25
July
2014
|
04:44 PM
America/New_York

Friday Dental Download: July 25, 2014


This week, we discuss the potentially huge cost of the new Obamacare decision, learn what ancient teeth reveal about the evolution of cavities, and discover why the ACA medical coverage could improve the rate at which young adults seek and receive routine dental care. Join the conversation on Twitter using #FridayDentalDL.

1. ACA’s ‘Spillover’ Effect: Dental Coverage Rate Increasing for Young Adults Whose Parents Receive Health Insurance through Employers: Although the Affordable Care Act (ACA) allows parents to keep their children on their medical plans up to age 26, there is no similar requirement for dental coverage. However, a new study found that more employers are offering extended family benefits that include dental insurance for family members up to age 26. According to a new report that analyzes two years of post-reform data, the ACA’s expanded dependent coverage provision increases access to dental care for young adults ages 19-25 by 6.9 percent. The ACA medical coverage expansion’s effect on dental coverage could increase the number of young adults seeking and receiving routine dental care.

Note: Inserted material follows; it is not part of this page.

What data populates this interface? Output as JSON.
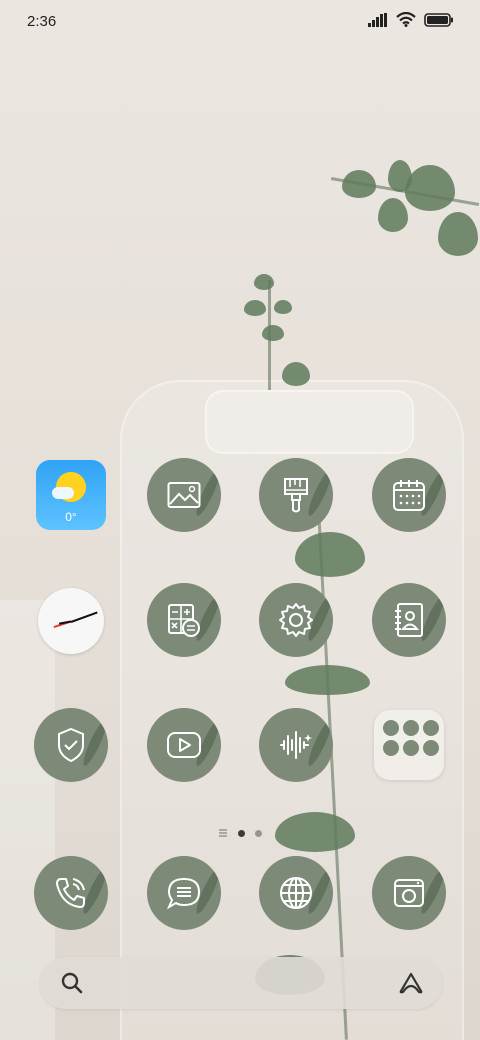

2. Ancient teeth reveal evolution of cavities: A new study finds the bacteria that causes toothaches has become more diverse over the course of human history. Streptococcus mutans (S. mutans) is a nasty bacteria that lurks in the mouth, frequently causing tooth decay. A new analysis of the bacteria’s DNA extracted from human teeth dating back to the Bronze Age reveals the bug has been mutating randomly over the years. This has caused it to become more diverse as the human population grows.

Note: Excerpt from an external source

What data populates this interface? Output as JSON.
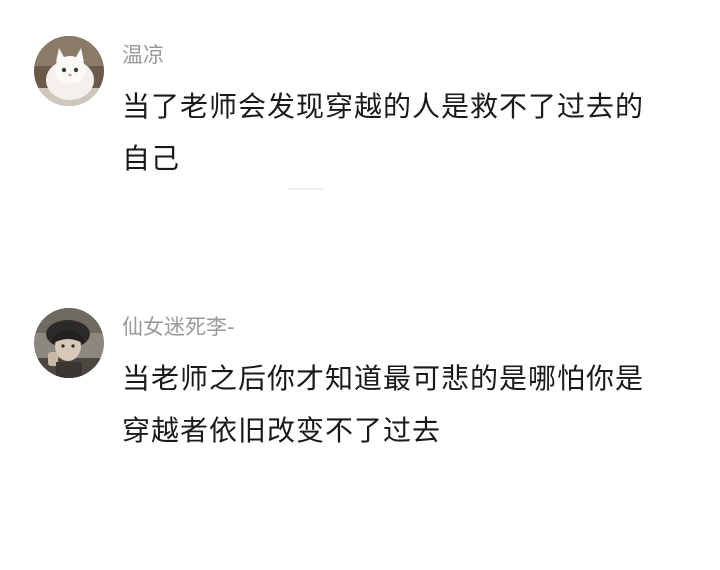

3. The potentially huge cost of the recent Obamacare decision: A federal appeals court ruled that the federal government isn’t authorized to administer insurance subsidies in the 36 states that chose not to set up their own health insurance exchanges. On average, premiums in these federal exchange states would increase 76 percent as a result of this decision. Opponents of the law argued that the statute says only an exchange established by the state could offer subsidies. This ruling will likely have significant consequences both for the millions of people receiving tax credits through Federal Exchanges and for health insurance markets.